I listen to a number of tech podcasts which focus on Apple hardware and software. Many of these have recently referred to, and made an example of, the recently announced arrival of “real, full Photoshop” to iOS. It is most often cited as a marker for the coming of age of “professional” software on iOS, and particularly on the iPad. I feel, however, that most are missing the point. Professional software is already here, and Photoshop isn’t. Not even close.
I know a lot of people use their phone as their main camera these days, and this tip will be of no use to those people, but some of us still enjoy the power and flexibility of a dedicated photographic device (OK, a “camera”) and don’t mind that, somewhat like the days of film, we have to wait to see our results. This tip makes the step of ingesting the photos off your memory card to your Mac just that bit more frictionless.
I was listening to one of my favourite podcasts today – Accidental Tech Podcast – on which Casey Liss was discussing his “divorce” with Google Photos. He mentioned that he does an “exact duplicate” of all his photos to a drive he sends off to his parents’ house (via his visiting parents) once a month. Later, I sent ATP some feedback on the dangers of backups. I had an incident a couple of years ago that taught me the important difference between backups and archives.
Through a series of events which I won’t go into, I ended up giving up my 5K iMac to my wife and making do with a 2016 model MacBook Pro 13″ with TouchBar. The MacBook Pro is slightly less powerful (according to Geekbench) than the iMac, but I wasn’t too concerned about that. What caught me out was the display situation.

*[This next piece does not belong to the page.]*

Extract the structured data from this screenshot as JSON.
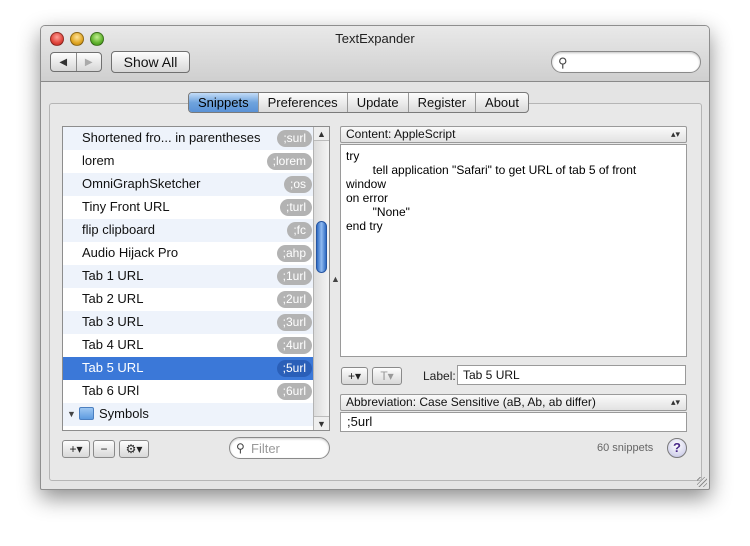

I have over 5,000 photos on Flickr that I have amassed over 13 years. Here’s my story of why I’m happy to start paying a new subscription to keep them there.